I had always heard of this troubled attraction, carved out of the excavated ruins of the post-Civil War city. It's the kind of thing that would normally arouse my curiosity, so I couldn't figure out why I hadn't visited it on my previous trip. Some quick research once I got back home explained it all.
Underground Atlanta opened in 1969 and by 1972, it was deemed one of the biggest tourist attractions in the country. But by the 1980s, when I had first toured Atlanta, it resembled nothing such much as a dead mall. Its fortunes waxed and waned throughout the 1990s, with the arrival of the original World of Coca Cola and then the Olympics, until the relaxing of citywide public drinking rules came to the rescue.
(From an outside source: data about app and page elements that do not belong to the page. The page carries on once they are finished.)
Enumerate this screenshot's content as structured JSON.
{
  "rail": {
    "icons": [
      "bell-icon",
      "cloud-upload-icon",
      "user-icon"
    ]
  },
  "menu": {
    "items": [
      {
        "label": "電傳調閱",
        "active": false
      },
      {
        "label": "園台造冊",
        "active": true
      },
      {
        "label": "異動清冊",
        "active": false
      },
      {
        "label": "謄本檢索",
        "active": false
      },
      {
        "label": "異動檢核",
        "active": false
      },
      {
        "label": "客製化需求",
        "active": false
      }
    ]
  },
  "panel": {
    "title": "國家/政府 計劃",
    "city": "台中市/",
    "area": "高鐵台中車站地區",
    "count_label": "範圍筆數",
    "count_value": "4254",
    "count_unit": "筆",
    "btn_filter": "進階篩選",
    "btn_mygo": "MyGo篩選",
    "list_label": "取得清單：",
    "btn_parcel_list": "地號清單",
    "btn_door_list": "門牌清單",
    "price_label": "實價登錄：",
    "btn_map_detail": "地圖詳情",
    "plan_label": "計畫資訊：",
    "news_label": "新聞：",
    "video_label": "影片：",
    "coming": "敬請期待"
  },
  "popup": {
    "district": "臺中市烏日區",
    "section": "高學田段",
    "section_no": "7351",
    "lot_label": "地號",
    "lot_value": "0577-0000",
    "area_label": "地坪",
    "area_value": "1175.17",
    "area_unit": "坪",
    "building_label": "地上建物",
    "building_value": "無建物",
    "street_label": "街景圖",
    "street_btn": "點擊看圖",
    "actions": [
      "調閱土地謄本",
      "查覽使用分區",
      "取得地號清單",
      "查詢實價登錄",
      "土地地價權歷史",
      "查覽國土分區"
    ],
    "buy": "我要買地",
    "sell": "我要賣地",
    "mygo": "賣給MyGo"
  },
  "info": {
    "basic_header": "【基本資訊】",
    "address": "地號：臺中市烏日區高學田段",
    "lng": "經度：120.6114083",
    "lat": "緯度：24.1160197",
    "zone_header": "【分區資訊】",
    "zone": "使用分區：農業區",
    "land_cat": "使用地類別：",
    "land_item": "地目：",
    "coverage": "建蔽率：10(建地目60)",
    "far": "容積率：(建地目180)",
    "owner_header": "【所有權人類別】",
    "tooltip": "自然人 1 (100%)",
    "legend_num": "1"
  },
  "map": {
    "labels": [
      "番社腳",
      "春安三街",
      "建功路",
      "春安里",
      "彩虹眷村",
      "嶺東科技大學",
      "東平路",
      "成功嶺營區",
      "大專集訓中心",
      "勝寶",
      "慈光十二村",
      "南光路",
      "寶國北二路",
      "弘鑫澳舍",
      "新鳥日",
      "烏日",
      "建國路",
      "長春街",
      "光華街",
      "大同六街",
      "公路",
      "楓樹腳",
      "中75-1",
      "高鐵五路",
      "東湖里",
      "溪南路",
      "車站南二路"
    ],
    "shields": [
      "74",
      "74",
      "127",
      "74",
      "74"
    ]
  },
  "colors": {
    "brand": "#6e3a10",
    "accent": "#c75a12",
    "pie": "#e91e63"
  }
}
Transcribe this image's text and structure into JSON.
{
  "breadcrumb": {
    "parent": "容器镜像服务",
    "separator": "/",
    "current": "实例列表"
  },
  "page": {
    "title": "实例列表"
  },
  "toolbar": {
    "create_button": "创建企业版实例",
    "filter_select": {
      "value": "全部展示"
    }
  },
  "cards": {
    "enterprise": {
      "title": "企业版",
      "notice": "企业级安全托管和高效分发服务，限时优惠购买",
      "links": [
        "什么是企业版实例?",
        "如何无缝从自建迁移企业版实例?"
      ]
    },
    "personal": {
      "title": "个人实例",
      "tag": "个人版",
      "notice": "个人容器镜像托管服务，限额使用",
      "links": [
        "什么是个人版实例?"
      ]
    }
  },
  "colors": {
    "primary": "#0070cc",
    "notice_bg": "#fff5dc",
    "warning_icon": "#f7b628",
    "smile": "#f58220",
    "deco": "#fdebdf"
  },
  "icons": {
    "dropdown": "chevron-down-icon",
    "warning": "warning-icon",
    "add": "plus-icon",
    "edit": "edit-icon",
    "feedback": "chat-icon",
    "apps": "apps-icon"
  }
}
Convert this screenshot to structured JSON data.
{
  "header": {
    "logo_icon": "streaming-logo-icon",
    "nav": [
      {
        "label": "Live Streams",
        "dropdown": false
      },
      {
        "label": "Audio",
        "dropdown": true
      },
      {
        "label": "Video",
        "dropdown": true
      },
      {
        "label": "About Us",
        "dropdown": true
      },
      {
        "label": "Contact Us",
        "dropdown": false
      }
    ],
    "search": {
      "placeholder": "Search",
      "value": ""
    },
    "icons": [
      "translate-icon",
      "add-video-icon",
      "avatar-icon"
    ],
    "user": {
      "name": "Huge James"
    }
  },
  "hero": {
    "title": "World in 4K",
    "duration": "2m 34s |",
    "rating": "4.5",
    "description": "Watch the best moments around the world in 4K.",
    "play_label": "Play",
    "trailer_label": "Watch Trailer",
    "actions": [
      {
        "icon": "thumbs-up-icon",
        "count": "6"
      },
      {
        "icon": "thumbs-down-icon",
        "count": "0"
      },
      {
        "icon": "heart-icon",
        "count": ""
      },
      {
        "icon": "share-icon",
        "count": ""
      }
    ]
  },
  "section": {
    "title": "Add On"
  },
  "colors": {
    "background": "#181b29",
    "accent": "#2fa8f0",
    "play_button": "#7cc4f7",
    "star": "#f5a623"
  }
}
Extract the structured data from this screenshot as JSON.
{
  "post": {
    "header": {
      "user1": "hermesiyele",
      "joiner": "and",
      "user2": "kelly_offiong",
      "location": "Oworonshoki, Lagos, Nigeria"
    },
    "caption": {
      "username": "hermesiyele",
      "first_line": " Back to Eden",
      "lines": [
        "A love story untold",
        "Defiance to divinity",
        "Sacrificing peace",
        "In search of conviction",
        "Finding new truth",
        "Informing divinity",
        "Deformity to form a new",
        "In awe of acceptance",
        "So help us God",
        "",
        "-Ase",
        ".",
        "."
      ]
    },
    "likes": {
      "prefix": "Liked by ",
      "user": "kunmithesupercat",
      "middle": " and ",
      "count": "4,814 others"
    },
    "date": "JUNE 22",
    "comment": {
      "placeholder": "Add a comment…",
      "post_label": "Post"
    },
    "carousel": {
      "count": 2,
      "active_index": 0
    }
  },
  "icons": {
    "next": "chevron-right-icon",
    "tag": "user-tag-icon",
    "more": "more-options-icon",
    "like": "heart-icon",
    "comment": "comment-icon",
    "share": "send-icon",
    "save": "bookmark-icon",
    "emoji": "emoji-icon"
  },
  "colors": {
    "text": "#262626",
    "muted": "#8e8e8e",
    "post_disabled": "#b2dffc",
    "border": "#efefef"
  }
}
By 2005, annual visitation had topped 6 million.
When I passed through early evening on a weekday, it was packed with browsers looking to take advantage of its mix of restaurants and Gallery-like shops. Nothing too compelling, but oh the storefronts in which these souvenirs and beauty supplies, these roasted nuts and jewelry were displayed. Original cast iron columns, decorative brickwork, and hand-carved posts — here lay the real treasures, framing and hugging the mediocre merchandise. It was unique, unlike the rest of the city with its skyscrapers and its warehouse districts and its to-be-expected culture and restaurants and hotels.
It all seemed a fitting metaphor for The Big Peach. Not much is left of its historical building or street fabric (thank you, General Sherman). What's there is hidden away. Once you find it, a sheen of commerce and grit, of flash and tackiness envelops it. It's not for everyone — certainly not for me — but people love it. Here, Underground, I could almost see why.
Previous postcards: Kansas City, Paris, Detroit Part 1, Austin, China, San Francisco, Germany, Pittsburgh, New Orleans, New York City, Boston, San Antonio, Minneapolis, Detroit Part 2, Templehof, Chicago, Italy, St. Louis, Houston.